Transparency has become more and more important in the world of gaming as of late and, rather than let the matter stew, EA has taken measures to address disclosure head-on. To be clear, this has no impact on Joe Average who picked up a copy of Battlefield, Madden or Titanfall and started streaming the game, either for fun or for a channel they're hoping to "go big" with. If, however, EA sends you a gratis copy of their game for streaming, they want to make sure everyone knows that is the case.
This announcement comes to us first from EA's German news blog, which was handily translated and summarized over on NeoGAF by user w3bba. In short, EA now requires that all streamers playing a provided copy of their game, by contract, disclose that fact. This is being broken down into two categories that, of course, take the form of hashtags. You are either #supportedbyEA or the content is an #advertisement.
If you're rolling with the Support hashtag, that means they have either given you a copy of the game, covered your travel expenses or gotten you into a press event. In this case, you are just checking things out and have "no influence on the content of the creator."

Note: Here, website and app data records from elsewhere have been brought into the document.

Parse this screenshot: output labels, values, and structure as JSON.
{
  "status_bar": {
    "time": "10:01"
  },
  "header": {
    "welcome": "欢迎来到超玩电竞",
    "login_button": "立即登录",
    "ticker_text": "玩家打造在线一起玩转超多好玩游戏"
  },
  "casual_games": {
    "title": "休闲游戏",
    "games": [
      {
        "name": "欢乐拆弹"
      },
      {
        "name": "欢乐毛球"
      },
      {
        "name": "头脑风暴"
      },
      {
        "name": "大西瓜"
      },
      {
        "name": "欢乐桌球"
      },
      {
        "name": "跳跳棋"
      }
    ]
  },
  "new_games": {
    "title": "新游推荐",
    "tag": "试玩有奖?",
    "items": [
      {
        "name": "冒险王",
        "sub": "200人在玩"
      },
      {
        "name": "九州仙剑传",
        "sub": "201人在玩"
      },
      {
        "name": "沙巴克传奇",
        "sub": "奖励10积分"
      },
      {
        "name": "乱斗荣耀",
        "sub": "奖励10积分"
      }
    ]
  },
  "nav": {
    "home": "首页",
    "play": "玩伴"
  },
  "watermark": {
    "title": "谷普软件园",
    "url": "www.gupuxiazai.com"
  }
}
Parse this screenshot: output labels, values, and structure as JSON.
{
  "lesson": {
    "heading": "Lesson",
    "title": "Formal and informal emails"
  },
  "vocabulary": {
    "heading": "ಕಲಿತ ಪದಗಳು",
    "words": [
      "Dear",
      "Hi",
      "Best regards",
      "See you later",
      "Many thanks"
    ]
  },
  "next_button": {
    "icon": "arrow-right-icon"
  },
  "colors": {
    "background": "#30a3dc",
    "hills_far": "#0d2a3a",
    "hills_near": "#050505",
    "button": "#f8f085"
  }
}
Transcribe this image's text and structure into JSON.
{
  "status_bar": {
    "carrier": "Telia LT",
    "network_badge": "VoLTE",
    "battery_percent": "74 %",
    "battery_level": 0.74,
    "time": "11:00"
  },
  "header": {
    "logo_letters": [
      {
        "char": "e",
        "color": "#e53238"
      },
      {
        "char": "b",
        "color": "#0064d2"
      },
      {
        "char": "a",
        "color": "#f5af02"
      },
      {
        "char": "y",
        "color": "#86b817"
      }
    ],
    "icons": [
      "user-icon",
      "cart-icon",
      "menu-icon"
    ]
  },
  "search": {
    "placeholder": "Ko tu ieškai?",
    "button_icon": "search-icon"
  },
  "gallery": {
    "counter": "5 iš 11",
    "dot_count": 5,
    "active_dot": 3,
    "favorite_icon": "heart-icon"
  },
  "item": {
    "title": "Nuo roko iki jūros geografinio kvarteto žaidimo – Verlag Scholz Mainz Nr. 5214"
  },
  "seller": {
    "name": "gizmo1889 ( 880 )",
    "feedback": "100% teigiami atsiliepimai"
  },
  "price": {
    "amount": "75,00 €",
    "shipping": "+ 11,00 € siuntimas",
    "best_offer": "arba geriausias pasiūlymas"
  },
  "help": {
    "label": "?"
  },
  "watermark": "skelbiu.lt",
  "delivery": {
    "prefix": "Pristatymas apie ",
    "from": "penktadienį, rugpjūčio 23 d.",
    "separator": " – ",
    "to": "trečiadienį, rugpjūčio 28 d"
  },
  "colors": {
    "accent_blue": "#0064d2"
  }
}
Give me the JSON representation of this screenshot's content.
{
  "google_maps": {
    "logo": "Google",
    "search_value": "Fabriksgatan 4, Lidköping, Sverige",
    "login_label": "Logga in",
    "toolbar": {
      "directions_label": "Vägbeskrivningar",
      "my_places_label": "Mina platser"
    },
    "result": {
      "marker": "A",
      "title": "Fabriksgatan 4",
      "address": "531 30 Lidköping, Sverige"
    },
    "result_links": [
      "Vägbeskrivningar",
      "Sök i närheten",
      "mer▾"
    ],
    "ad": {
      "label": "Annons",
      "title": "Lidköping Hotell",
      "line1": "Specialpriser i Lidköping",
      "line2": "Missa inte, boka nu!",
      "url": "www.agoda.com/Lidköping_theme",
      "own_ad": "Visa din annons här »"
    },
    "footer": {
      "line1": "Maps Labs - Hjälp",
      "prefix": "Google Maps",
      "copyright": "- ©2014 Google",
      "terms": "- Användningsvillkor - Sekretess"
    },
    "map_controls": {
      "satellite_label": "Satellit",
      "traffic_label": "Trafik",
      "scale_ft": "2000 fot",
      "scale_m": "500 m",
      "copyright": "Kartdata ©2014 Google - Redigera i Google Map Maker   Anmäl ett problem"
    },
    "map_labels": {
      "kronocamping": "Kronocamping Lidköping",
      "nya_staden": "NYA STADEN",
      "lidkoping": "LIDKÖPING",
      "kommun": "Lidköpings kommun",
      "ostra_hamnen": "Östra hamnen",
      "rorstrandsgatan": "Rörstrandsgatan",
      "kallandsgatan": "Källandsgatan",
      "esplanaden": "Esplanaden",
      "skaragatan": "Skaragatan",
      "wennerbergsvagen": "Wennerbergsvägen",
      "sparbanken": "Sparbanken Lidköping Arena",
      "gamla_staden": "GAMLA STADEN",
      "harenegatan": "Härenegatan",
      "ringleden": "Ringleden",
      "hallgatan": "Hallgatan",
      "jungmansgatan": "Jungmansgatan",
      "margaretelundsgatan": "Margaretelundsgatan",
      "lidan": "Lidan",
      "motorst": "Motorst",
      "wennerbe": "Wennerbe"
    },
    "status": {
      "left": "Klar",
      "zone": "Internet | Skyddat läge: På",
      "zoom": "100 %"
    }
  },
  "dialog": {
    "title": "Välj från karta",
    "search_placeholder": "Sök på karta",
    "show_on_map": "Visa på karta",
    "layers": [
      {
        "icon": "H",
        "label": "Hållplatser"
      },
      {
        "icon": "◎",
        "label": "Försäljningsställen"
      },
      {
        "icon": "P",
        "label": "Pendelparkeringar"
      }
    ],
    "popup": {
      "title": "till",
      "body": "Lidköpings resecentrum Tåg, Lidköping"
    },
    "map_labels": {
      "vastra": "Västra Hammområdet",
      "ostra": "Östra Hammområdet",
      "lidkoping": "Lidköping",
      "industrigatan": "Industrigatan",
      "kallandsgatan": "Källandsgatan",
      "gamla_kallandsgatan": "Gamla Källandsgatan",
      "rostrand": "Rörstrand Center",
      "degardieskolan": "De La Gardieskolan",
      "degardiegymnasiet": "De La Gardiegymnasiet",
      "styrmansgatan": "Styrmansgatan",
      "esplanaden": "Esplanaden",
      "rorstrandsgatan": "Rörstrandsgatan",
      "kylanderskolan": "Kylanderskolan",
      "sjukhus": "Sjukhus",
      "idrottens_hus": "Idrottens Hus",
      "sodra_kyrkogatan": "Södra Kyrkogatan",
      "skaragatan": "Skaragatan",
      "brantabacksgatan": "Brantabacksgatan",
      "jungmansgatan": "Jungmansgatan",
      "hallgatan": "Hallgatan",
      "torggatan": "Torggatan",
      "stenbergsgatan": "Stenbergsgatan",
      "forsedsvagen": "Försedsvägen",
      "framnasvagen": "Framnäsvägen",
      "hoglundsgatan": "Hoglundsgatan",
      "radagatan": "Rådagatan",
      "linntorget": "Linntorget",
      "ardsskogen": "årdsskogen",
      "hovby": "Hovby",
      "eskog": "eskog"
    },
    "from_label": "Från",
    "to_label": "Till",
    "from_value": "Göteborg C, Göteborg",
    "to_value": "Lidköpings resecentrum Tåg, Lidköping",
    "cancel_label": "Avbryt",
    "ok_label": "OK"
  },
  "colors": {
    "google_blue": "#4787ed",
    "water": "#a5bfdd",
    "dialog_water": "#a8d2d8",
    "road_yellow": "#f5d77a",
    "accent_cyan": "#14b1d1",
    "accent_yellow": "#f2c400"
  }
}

The Advertisement tag, though, is exactly what it sounds like. If you have a direct influence on games and such being developed or published by EA, that's the tag you'll be using from now on.
We say "streamer" because that's the group that's under fire the most these days, as it's getting harder and harder to tell if someone running Battlefield 1 early (or even after launch) was provided a copy of the game or may even be working for the publisher. But the tags are required across Facebook and Twitter, too, so pretty much all social media tied to these types of arrangements are covered.
The big difference for streamers is that, instead of just using the hashtag, they must go one step further by either offering a clear audio message within the video that the content is supported by or advertising an EA product, or they can include a watermark stating that fact on the video itself.
It's important to know when you're being advertised to, and we commend EA's efforts to make that process much clearer. The games press has had to state for a while now if a review was based on a copy of the game provided by a publisher, and steps have been taken in the past to extend those requirements to sponsored streamers and influential personalities in the world of gaming. This isn't something EA "had" to do but, given the fact that a lot of people still feel like they are being manipulated with surprisingly well-hidden declarations of sponsorship, it's actually a classy, open move we wouldn't mind seeing become the norm.